May 24, 2004 - Volume I: Edition III
Activity and debate has heated up in Washington over the past few weeks, and several of the Administration's recent actions have troubled me and many of my colleagues.
Administration Onslaught Against Reproductive Choice: FDA Decision
Just two weeks ago, the Food and Drug Administration (FDA) decided to ignore its own scientific panel's overwhelming recommendation to grant over-the-counter (OTC) status for the Plan B® contraceptive - the so-called "Morning-After Pill". Even though the scientific community has affirmed that over-the-counter Plan B® would benefit women and children's health, the FDA ruled that it would not grant over-the-counter status to Plan B®. In response to this decision, I have introduce, HR 4377, the Science Over Politics Act. This bill finds that on December 16, 2003, a joint panel of the FDA's Reproductive Health Drugs Advisory Committee and Non-Prescription Drugs Advisory Committee voted 28-0 that Plan B could be safely sold as an over-the-counter medication and then voted 23-4 to recommend that the FDA approve the application to make Plan B available over-the-counter for women of all ages. Further, it finds that the FDA's rejection of over-the-counter status for Plan B on May 6, 2004, directly contradicted the overwhelming weight of scientific evidence. The bill then directs the FDA to review its decision and affirm that it was not politically influenced and was based on sound science. The FDA's action sets a dangerous precedent. The FDA should only be looking out for the health of Americans, but if other things have begun to influence its decision-making process, I am extremely concerned that we will all suffer.
Abuse in Iraq: Secretary Rumsfeld Must Go
The pictures of prisoner abuse in Iraq have shocked and horrified us all. The actions of the American soldiers involved was deplorable. They absolutely do not reflect the honor and conduct of our upstanding and professional Armed Forces. The abuse instead reflects a fundamental flaw in the management of the war in Iraq that originates at the very top of the chain of command. It is a flaw that apparently led many in this Administration to deem the Geneva Convention unnecessary in Iraq. We must have military leadership that better understands the rules of conduct and shows more immediate concern when evidence of abuse such as this first arises.
Under Secretary Rumsfeld's stewardship, the Pentagon has maintained that there were weapons of mass destruction in Iraq, assumed that our troops would be welcomed with roses, and undertaken a war without planning for winning the peace. Now, we are involved in a scandal, and I believe that those in charge should be held accountable. I have called on Mr. Rumsfeld to resign.
NYC VA Hospitals - The Fight Continues
Veterans Affairs Secretary Anthony Principi announced last week that his department will continue to study moving medical services from the Manhattan VA Hospital to the Brooklyn VA, or vice versa. A study leaves the door open for eventually closing one of those hospitals, and as long as the door remains open, I will continue to stand with New York City's veterans to make sure the hospitals stay open. Instead of shutting down a VA hospital, they should shut down the study. Reducing health care options for our veterans is a disservice to the men and women who put their lives on the line for our country.

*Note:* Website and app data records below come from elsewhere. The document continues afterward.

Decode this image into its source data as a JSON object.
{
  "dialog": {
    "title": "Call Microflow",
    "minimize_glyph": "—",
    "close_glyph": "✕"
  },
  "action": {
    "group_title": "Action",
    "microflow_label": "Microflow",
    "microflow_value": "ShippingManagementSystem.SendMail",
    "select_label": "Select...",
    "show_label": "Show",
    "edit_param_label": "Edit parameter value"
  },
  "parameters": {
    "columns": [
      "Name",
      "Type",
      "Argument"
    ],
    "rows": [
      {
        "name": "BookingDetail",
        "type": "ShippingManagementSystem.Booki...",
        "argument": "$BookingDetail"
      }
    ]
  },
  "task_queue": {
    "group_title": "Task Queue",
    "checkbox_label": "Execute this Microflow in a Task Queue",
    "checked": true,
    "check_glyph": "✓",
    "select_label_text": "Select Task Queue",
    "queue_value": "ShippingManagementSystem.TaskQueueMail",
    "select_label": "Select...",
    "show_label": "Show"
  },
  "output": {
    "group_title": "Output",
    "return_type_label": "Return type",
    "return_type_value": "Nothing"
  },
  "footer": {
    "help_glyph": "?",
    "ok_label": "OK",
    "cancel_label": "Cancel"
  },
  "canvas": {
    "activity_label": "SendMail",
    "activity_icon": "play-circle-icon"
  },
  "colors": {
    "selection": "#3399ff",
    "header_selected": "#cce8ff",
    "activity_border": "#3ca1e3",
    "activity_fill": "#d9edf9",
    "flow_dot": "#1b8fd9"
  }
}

Where's the 9/11 Recovery Money?
Six of my New York colleagues joined me in asking the President, "Are we getting everything promised in 9/11 funds?" Our city was promised a much-needed $20 billion in a Rose Garden ceremony after 9/11, but a number of reports since then have shown that we'll never get that full amount - even though we need every cent. An accounting of the money is required by law, so we want to see it now.